The listing that follows should be copied in full, exactly as written.
━━━━━━━━━━━━━━━━━━━━━━━━━━━━━━
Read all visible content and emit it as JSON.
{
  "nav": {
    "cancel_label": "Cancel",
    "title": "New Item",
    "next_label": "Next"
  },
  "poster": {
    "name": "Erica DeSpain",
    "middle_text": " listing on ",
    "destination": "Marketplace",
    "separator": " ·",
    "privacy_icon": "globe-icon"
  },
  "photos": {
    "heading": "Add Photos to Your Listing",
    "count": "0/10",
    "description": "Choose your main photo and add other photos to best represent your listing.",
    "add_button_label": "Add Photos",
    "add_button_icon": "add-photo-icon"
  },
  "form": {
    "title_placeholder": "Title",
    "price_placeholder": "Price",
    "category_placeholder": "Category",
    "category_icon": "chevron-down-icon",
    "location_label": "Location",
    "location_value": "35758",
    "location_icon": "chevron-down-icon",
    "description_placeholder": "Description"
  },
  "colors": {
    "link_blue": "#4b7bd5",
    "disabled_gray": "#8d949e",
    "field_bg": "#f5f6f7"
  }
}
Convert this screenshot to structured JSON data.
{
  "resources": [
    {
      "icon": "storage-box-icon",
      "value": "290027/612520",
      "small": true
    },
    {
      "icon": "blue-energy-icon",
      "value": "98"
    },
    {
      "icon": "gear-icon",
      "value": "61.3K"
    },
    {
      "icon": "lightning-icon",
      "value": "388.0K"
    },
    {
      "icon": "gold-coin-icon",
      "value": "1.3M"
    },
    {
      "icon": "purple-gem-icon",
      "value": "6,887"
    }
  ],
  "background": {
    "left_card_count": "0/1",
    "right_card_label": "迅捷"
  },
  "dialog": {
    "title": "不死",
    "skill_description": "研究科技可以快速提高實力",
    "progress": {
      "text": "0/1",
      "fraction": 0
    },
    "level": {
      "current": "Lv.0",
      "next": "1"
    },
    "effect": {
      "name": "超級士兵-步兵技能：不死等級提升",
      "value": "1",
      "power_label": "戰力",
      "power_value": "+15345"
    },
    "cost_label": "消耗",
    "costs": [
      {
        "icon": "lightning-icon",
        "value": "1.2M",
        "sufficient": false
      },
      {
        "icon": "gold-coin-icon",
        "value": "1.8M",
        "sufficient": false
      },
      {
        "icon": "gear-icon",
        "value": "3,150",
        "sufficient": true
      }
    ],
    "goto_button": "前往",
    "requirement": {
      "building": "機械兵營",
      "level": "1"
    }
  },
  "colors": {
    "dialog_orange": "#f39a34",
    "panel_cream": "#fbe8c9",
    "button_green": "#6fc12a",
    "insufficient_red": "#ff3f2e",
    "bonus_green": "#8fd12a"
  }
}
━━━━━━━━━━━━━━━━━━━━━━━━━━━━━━
• **Answer section**
Read all visible content and emit it as JSON.
{
  "nav": {
    "cancel_label": "Cancel",
    "title": "New Item",
    "next_label": "Next"
  },
  "poster": {
    "name": "Erica DeSpain",
    "middle_text": " listing on ",
    "destination": "Marketplace",
    "separator": " ·",
    "privacy_icon": "globe-icon"
  },
  "photos": {
    "heading": "Add Photos to Your Listing",
    "count": "0/10",
    "description": "Choose your main photo and add other photos to best represent your listing.",
    "add_button_label": "Add Photos",
    "add_button_icon": "add-photo-icon"
  },
  "form": {
    "title_placeholder": "Title",
    "price_placeholder": "Price",
    "category_placeholder": "Category",
    "category_icon": "chevron-down-icon",
    "location_label": "Location",
    "location_value": "35758",
    "location_icon": "chevron-down-icon",
    "description_placeholder": "Description"
  },
  "colors": {
    "link_blue": "#4b7bd5",
    "disabled_gray": "#8d949e",
    "field_bg": "#f5f6f7"
  }
}
Convert this screenshot to structured JSON data.
{
  "resources": [
    {
      "icon": "storage-box-icon",
      "value": "290027/612520",
      "small": true
    },
    {
      "icon": "blue-energy-icon",
      "value": "98"
    },
    {
      "icon": "gear-icon",
      "value": "61.3K"
    },
    {
      "icon": "lightning-icon",
      "value": "388.0K"
    },
    {
      "icon": "gold-coin-icon",
      "value": "1.3M"
    },
    {
      "icon": "purple-gem-icon",
      "value": "6,887"
    }
  ],
  "background": {
    "left_card_count": "0/1",
    "right_card_label": "迅捷"
  },
  "dialog": {
    "title": "不死",
    "skill_description": "研究科技可以快速提高實力",
    "progress": {
      "text": "0/1",
      "fraction": 0
    },
    "level": {
      "current": "Lv.0",
      "next": "1"
    },
    "effect": {
      "name": "超級士兵-步兵技能：不死等級提升",
      "value": "1",
      "power_label": "戰力",
      "power_value": "+15345"
    },
    "cost_label": "消耗",
    "costs": [
      {
        "icon": "lightning-icon",
        "value": "1.2M",
        "sufficient": false
      },
      {
        "icon": "gold-coin-icon",
        "value": "1.8M",
        "sufficient": false
      },
      {
        "icon": "gear-icon",
        "value": "3,150",
        "sufficient": true
      }
    ],
    "goto_button": "前往",
    "requirement": {
      "building": "機械兵營",
      "level": "1"
    }
  },
  "colors": {
    "dialog_orange": "#f39a34",
    "panel_cream": "#fbe8c9",
    "button_green": "#6fc12a",
    "insufficient_red": "#ff3f2e",
    "bonus_green": "#8fd12a"
  }
}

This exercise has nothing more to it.